It's been nearly seven years since Caryn Kadavy left her hometown of Erie, Pennsylvania, for Minneapolis, where her husband, Carter Doolittle, accepted a job transfer. While she misses her condo on the lake, the move put Kadavy's coaching career into high gear.

"There are so many wonderful rinks and people. It's very exciting," said Kadavy, who coaches at SQSA Parade, Shattuck-St. Mary's School and Braemar City of Lakes Figure Skating Club. "It's been fantastic. Here in Minneapolis, I feel I've been in touch with so many great coaches. I love the city, personally and professionally. Even if it's cold, the sun is out."

Kadavy has her own students and also does supplemental work with several coaches. Three of her skaters, including a juvenile boy, are bound for the Midwestern Sectional Figure Skating Championships, which take place in Bloomington, Minnesota, in mid-November. In addition to her coaching duties, Kadavy also assists several Houston-based skaters with their choreography.

When she coaches, Kadavy often calls upon her own competitive and professional experiences.

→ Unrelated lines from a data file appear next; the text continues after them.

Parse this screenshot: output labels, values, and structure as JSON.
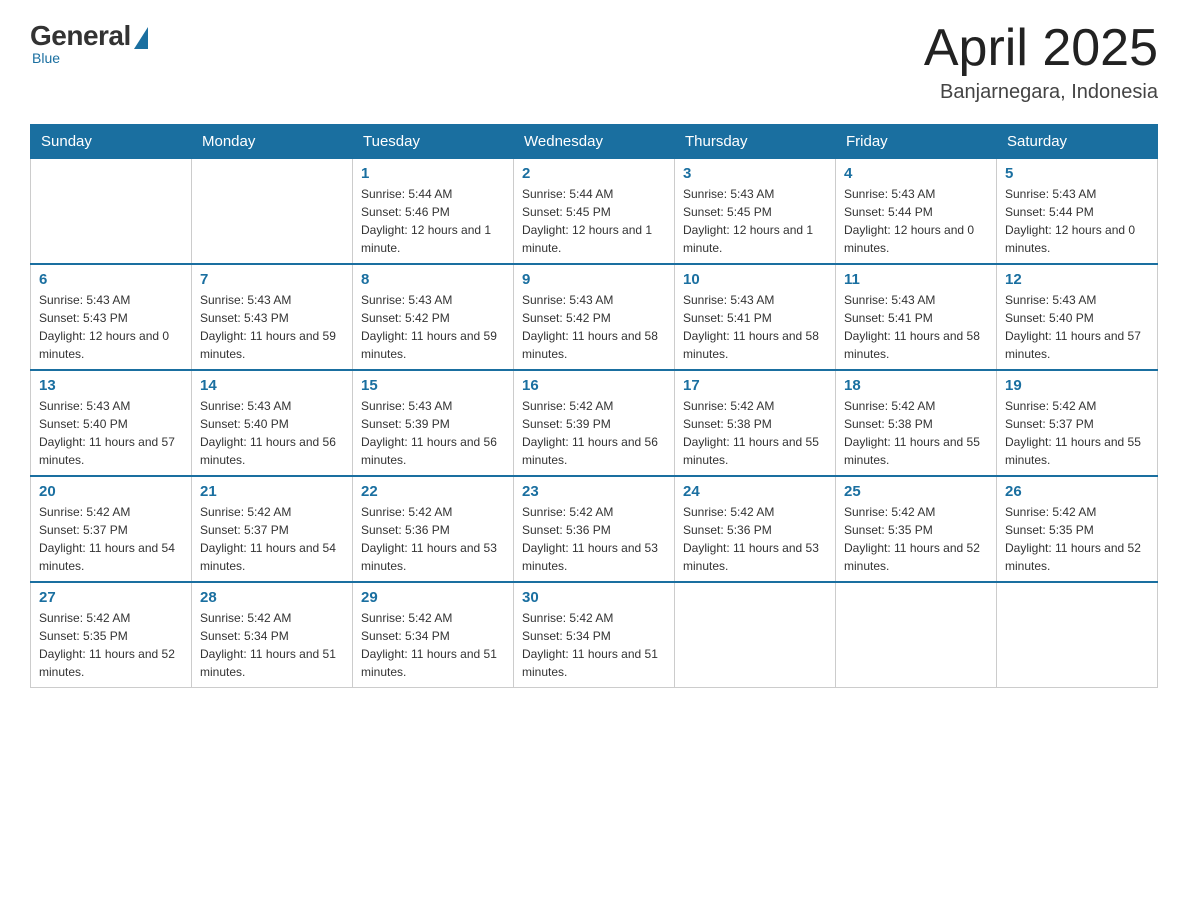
{
  "header": {
    "logo": {
      "general": "General",
      "blue": "Blue",
      "tagline": "Blue"
    },
    "title": "April 2025",
    "location": "Banjarnegara, Indonesia"
  },
  "calendar": {
    "days_of_week": [
      "Sunday",
      "Monday",
      "Tuesday",
      "Wednesday",
      "Thursday",
      "Friday",
      "Saturday"
    ],
    "weeks": [
      [
        {
          "day": "",
          "sunrise": "",
          "sunset": "",
          "daylight": ""
        },
        {
          "day": "",
          "sunrise": "",
          "sunset": "",
          "daylight": ""
        },
        {
          "day": "1",
          "sunrise": "Sunrise: 5:44 AM",
          "sunset": "Sunset: 5:46 PM",
          "daylight": "Daylight: 12 hours and 1 minute."
        },
        {
          "day": "2",
          "sunrise": "Sunrise: 5:44 AM",
          "sunset": "Sunset: 5:45 PM",
          "daylight": "Daylight: 12 hours and 1 minute."
        },
        {
          "day": "3",
          "sunrise": "Sunrise: 5:43 AM",
          "sunset": "Sunset: 5:45 PM",
          "daylight": "Daylight: 12 hours and 1 minute."
        },
        {
          "day": "4",
          "sunrise": "Sunrise: 5:43 AM",
          "sunset": "Sunset: 5:44 PM",
          "daylight": "Daylight: 12 hours and 0 minutes."
        },
        {
          "day": "5",
          "sunrise": "Sunrise: 5:43 AM",
          "sunset": "Sunset: 5:44 PM",
          "daylight": "Daylight: 12 hours and 0 minutes."
        }
      ],
      [
        {
          "day": "6",
          "sunrise": "Sunrise: 5:43 AM",
          "sunset": "Sunset: 5:43 PM",
          "daylight": "Daylight: 12 hours and 0 minutes."
        },
        {
          "day": "7",
          "sunrise": "Sunrise: 5:43 AM",
          "sunset": "Sunset: 5:43 PM",
          "daylight": "Daylight: 11 hours and 59 minutes."
        },
        {
          "day": "8",
          "sunrise": "Sunrise: 5:43 AM",
          "sunset": "Sunset: 5:42 PM",
          "daylight": "Daylight: 11 hours and 59 minutes."
        },
        {
          "day": "9",
          "sunrise": "Sunrise: 5:43 AM",
          "sunset": "Sunset: 5:42 PM",
          "daylight": "Daylight: 11 hours and 58 minutes."
        },
        {
          "day": "10",
          "sunrise": "Sunrise: 5:43 AM",
          "sunset": "Sunset: 5:41 PM",
          "daylight": "Daylight: 11 hours and 58 minutes."
        },
        {
          "day": "11",
          "sunrise": "Sunrise: 5:43 AM",
          "sunset": "Sunset: 5:41 PM",
          "daylight": "Daylight: 11 hours and 58 minutes."
        },
        {
          "day": "12",
          "sunrise": "Sunrise: 5:43 AM",
          "sunset": "Sunset: 5:40 PM",
          "daylight": "Daylight: 11 hours and 57 minutes."
        }
      ],
      [
        {
          "day": "13",
          "sunrise": "Sunrise: 5:43 AM",
          "sunset": "Sunset: 5:40 PM",
          "daylight": "Daylight: 11 hours and 57 minutes."
        },
        {
          "day": "14",
          "sunrise": "Sunrise: 5:43 AM",
          "sunset": "Sunset: 5:40 PM",
          "daylight": "Daylight: 11 hours and 56 minutes."
        },
        {
          "day": "15",
          "sunrise": "Sunrise: 5:43 AM",
          "sunset": "Sunset: 5:39 PM",
          "daylight": "Daylight: 11 hours and 56 minutes."
        },
        {
          "day": "16",
          "sunrise": "Sunrise: 5:42 AM",
          "sunset": "Sunset: 5:39 PM",
          "daylight": "Daylight: 11 hours and 56 minutes."
        },
        {
          "day": "17",
          "sunrise": "Sunrise: 5:42 AM",
          "sunset": "Sunset: 5:38 PM",
          "daylight": "Daylight: 11 hours and 55 minutes."
        },
        {
          "day": "18",
          "sunrise": "Sunrise: 5:42 AM",
          "sunset": "Sunset: 5:38 PM",
          "daylight": "Daylight: 11 hours and 55 minutes."
        },
        {
          "day": "19",
          "sunrise": "Sunrise: 5:42 AM",
          "sunset": "Sunset: 5:37 PM",
          "daylight": "Daylight: 11 hours and 55 minutes."
        }
      ],
      [
        {
          "day": "20",
          "sunrise": "Sunrise: 5:42 AM",
          "sunset": "Sunset: 5:37 PM",
          "daylight": "Daylight: 11 hours and 54 minutes."
        },
        {
          "day": "21",
          "sunrise": "Sunrise: 5:42 AM",
          "sunset": "Sunset: 5:37 PM",
          "daylight": "Daylight: 11 hours and 54 minutes."
        },
        {
          "day": "22",
          "sunrise": "Sunrise: 5:42 AM",
          "sunset": "Sunset: 5:36 PM",
          "daylight": "Daylight: 11 hours and 53 minutes."
        },
        {
          "day": "23",
          "sunrise": "Sunrise: 5:42 AM",
          "sunset": "Sunset: 5:36 PM",
          "daylight": "Daylight: 11 hours and 53 minutes."
        },
        {
          "day": "24",
          "sunrise": "Sunrise: 5:42 AM",
          "sunset": "Sunset: 5:36 PM",
          "daylight": "Daylight: 11 hours and 53 minutes."
        },
        {
          "day": "25",
          "sunrise": "Sunrise: 5:42 AM",
          "sunset": "Sunset: 5:35 PM",
          "daylight": "Daylight: 11 hours and 52 minutes."
        },
        {
          "day": "26",
          "sunrise": "Sunrise: 5:42 AM",
          "sunset": "Sunset: 5:35 PM",
          "daylight": "Daylight: 11 hours and 52 minutes."
        }
      ],
      [
        {
          "day": "27",
          "sunrise": "Sunrise: 5:42 AM",
          "sunset": "Sunset: 5:35 PM",
          "daylight": "Daylight: 11 hours and 52 minutes."
        },
        {
          "day": "28",
          "sunrise": "Sunrise: 5:42 AM",
          "sunset": "Sunset: 5:34 PM",
          "daylight": "Daylight: 11 hours and 51 minutes."
        },
        {
          "day": "29",
          "sunrise": "Sunrise: 5:42 AM",
          "sunset": "Sunset: 5:34 PM",
          "daylight": "Daylight: 11 hours and 51 minutes."
        },
        {
          "day": "30",
          "sunrise": "Sunrise: 5:42 AM",
          "sunset": "Sunset: 5:34 PM",
          "daylight": "Daylight: 11 hours and 51 minutes."
        },
        {
          "day": "",
          "sunrise": "",
          "sunset": "",
          "daylight": ""
        },
        {
          "day": "",
          "sunrise": "",
          "sunset": "",
          "daylight": ""
        },
        {
          "day": "",
          "sunrise": "",
          "sunset": "",
          "daylight": ""
        }
      ]
    ]
  }
}
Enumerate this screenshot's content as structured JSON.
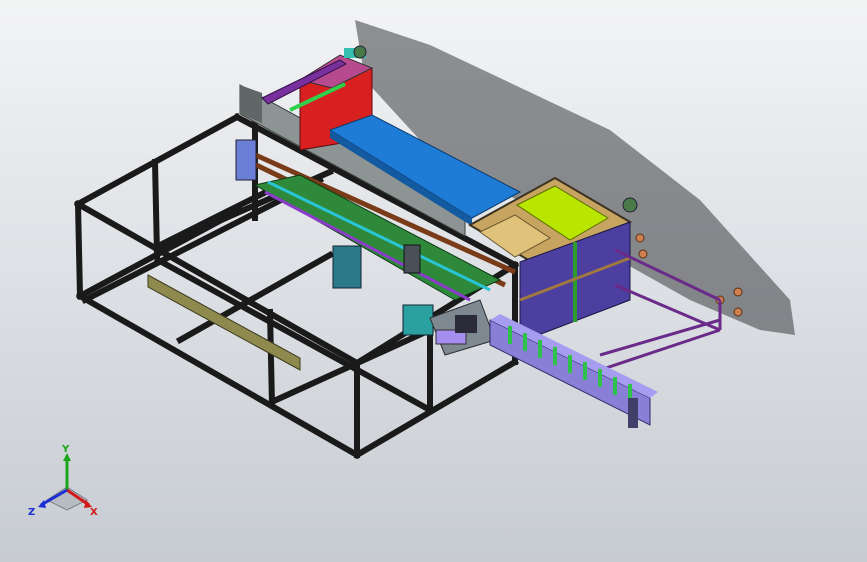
{
  "viewport": {
    "background_top": "#f3f4f5",
    "background_bottom": "#c7ccd2"
  },
  "model": {
    "frame_color": "#1a1a1a",
    "conveyor_color": "#1e7bd6",
    "red_panel_color": "#d92020",
    "green_rail_color": "#2e9e3c",
    "purple_color": "#6a2a8a",
    "lime_color": "#b9e600",
    "tan_color": "#e0c27a",
    "brown_rail_color": "#7a3b18",
    "gray_plate_color": "#8d9494",
    "olive_bar_color": "#8e8a4e",
    "lavender_color": "#8a7fd6"
  },
  "triad": {
    "x_label": "X",
    "y_label": "Y",
    "z_label": "Z",
    "x_color": "#d31818",
    "y_color": "#1aa51a",
    "z_color": "#1a2fd3"
  }
}
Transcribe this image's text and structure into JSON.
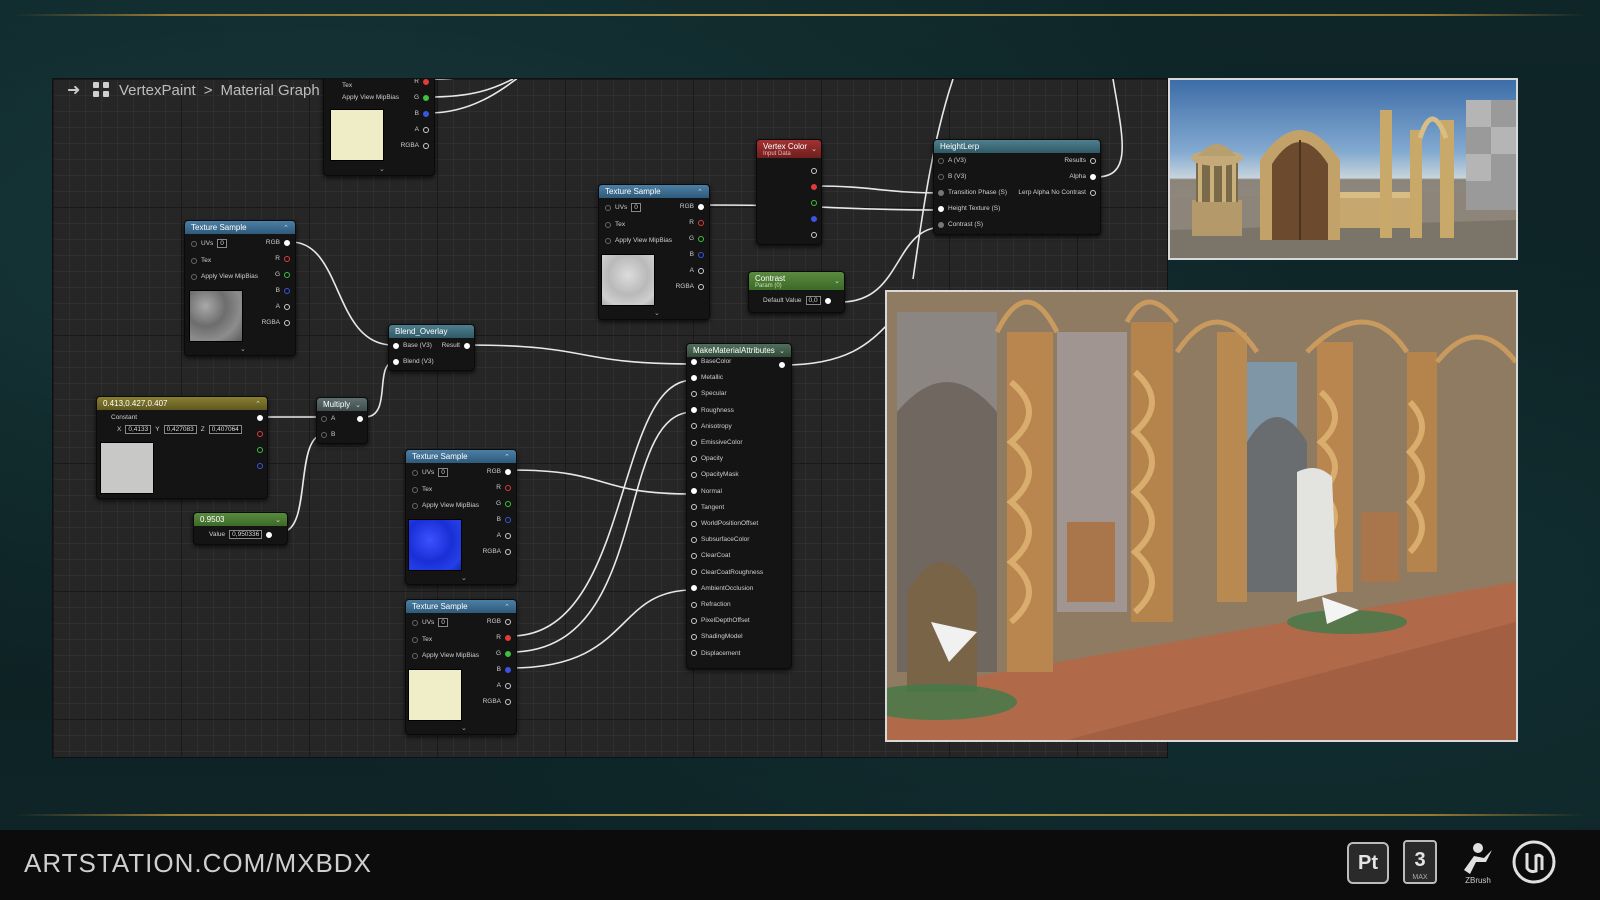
{
  "breadcrumb": {
    "root": "VertexPaint",
    "separator": ">",
    "current": "Material Graph"
  },
  "nodes": {
    "top_tex": {
      "pins_left": [
        "Tex",
        "Apply View MipBias"
      ],
      "pins_right": [
        "R",
        "G",
        "B",
        "A",
        "RGBA"
      ]
    },
    "tex1": {
      "title": "Texture Sample",
      "uvs_label": "UVs",
      "uvs_value": "0",
      "tex_label": "Tex",
      "mip_label": "Apply View MipBias",
      "outputs": [
        "RGB",
        "R",
        "G",
        "B",
        "A",
        "RGBA"
      ]
    },
    "tex2": {
      "title": "Texture Sample",
      "uvs_label": "UVs",
      "uvs_value": "0",
      "tex_label": "Tex",
      "mip_label": "Apply View MipBias",
      "outputs": [
        "RGB",
        "R",
        "G",
        "B",
        "A",
        "RGBA"
      ]
    },
    "tex3": {
      "title": "Texture Sample",
      "uvs_label": "UVs",
      "uvs_value": "0",
      "tex_label": "Tex",
      "mip_label": "Apply View MipBias",
      "outputs": [
        "RGB",
        "R",
        "G",
        "B",
        "A",
        "RGBA"
      ]
    },
    "tex4": {
      "title": "Texture Sample",
      "uvs_label": "UVs",
      "uvs_value": "0",
      "tex_label": "Tex",
      "mip_label": "Apply View MipBias",
      "outputs": [
        "RGB",
        "R",
        "G",
        "B",
        "A",
        "RGBA"
      ]
    },
    "const3": {
      "title": "0.413,0.427,0.407",
      "label": "Constant",
      "x_label": "X",
      "x_value": "0,4133",
      "y_label": "Y",
      "y_value": "0,427083",
      "z_label": "Z",
      "z_value": "0,407064"
    },
    "scalar": {
      "title": "0.9503",
      "label": "Value",
      "value": "0,950336"
    },
    "multiply": {
      "title": "Multiply",
      "a": "A",
      "b": "B"
    },
    "blend": {
      "title": "Blend_Overlay",
      "base": "Base (V3)",
      "blend": "Blend (V3)",
      "result": "Result"
    },
    "vertex_color": {
      "title": "Vertex Color",
      "subtitle": "Input Data"
    },
    "contrast": {
      "title": "Contrast",
      "subtitle": "Param (0)",
      "label": "Default Value",
      "value": "0,0"
    },
    "heightlerp": {
      "title": "HeightLerp",
      "inputs": [
        "A (V3)",
        "B (V3)",
        "Transition Phase (S)",
        "Height Texture (S)",
        "Contrast (S)"
      ],
      "outputs": [
        "Results",
        "Alpha",
        "Lerp Alpha No Contrast"
      ]
    },
    "mma": {
      "title": "MakeMaterialAttributes",
      "inputs": [
        "BaseColor",
        "Metallic",
        "Specular",
        "Roughness",
        "Anisotropy",
        "EmissiveColor",
        "Opacity",
        "OpacityMask",
        "Normal",
        "Tangent",
        "WorldPositionOffset",
        "SubsurfaceColor",
        "ClearCoat",
        "ClearCoatRoughness",
        "AmbientOcclusion",
        "Refraction",
        "PixelDepthOffset",
        "ShadingModel",
        "Displacement"
      ]
    }
  },
  "footer": {
    "url": "ARTSTATION.COM/MXBDX",
    "logo_pt": "Pt",
    "logo_max_num": "3",
    "logo_max_sub": "MAX",
    "logo_zb": "ZBrush"
  },
  "colors": {
    "frame_bg": "#0f2628",
    "gold": "#c7a24f",
    "graph_bg": "#262626",
    "wire": "#e8e8e8"
  },
  "icons": [
    "arrow-right-icon",
    "graph-icon",
    "photoshop-painter-logo",
    "3dsmax-logo",
    "zbrush-logo",
    "unreal-logo"
  ]
}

Despite her musicality and style, Kadavy didn't qualify for the U.S. Figure Skating Championships until she reached the senior level.

In 1987, she won bronze at the world championships, and a year later traveled to Calgary for the 1988 Olympic Winter Games.

"The Opening Ceremony was very exciting -- walking in with your teammates, seeing the whole stadium color coded (individuals had been given hooded ponchos that formed the Olympic rings)," she said. "It was during the day, so it was a different look and feel than today, but still very emotional.

"You felt like you arrived and your dreams really did come true," she added. "Wonderful memories I will have forever. It's something I feel grateful about that it happened to me."

Once the opening ceremonies were over, Kadavy returned to Colorado Springs to train, since the ladies competition wasn't scheduled until the end of the Games. When she got back to the Olympic Village, she found that a couple of her suitemates (she stayed with seven other female figure skaters) had fallen ill.

"I came down with the flu," Kadavy said.

She skated well in the figures and short program, putting her in medal contention, but after the short, her temperature went up to 103.5. Despite the doctors' best efforts, Kadavy's fever remained high, and she ultimately had to withdraw.

"I was grateful I competed," she said. "I have the memory of being out in the middle of the ice with the Olympic rings, American flags in the audience and the cheering. I feel I did get my Olympic experience and forever I am an Olympian."

While she was disappointed about having her Olympic experience disrupted by illness, Kadavy moved on quickly. She turned professional in 1989 and went on to enjoy a long career of touring, shows and pro competitions.

"My career has taken me so far," she said. "The Olympics were a very big dream that came true for me."

At present, Kadavy is enjoying her life, especially when it comes to helping her students advance their abilities. Coaching allows her to share with others all that she learned as a competitive skater.

"Skating is my education and something I truly love," Kadavy said. "I want the kids to feel that same joy. It's part of the legacy people have shared with you that you want to continue."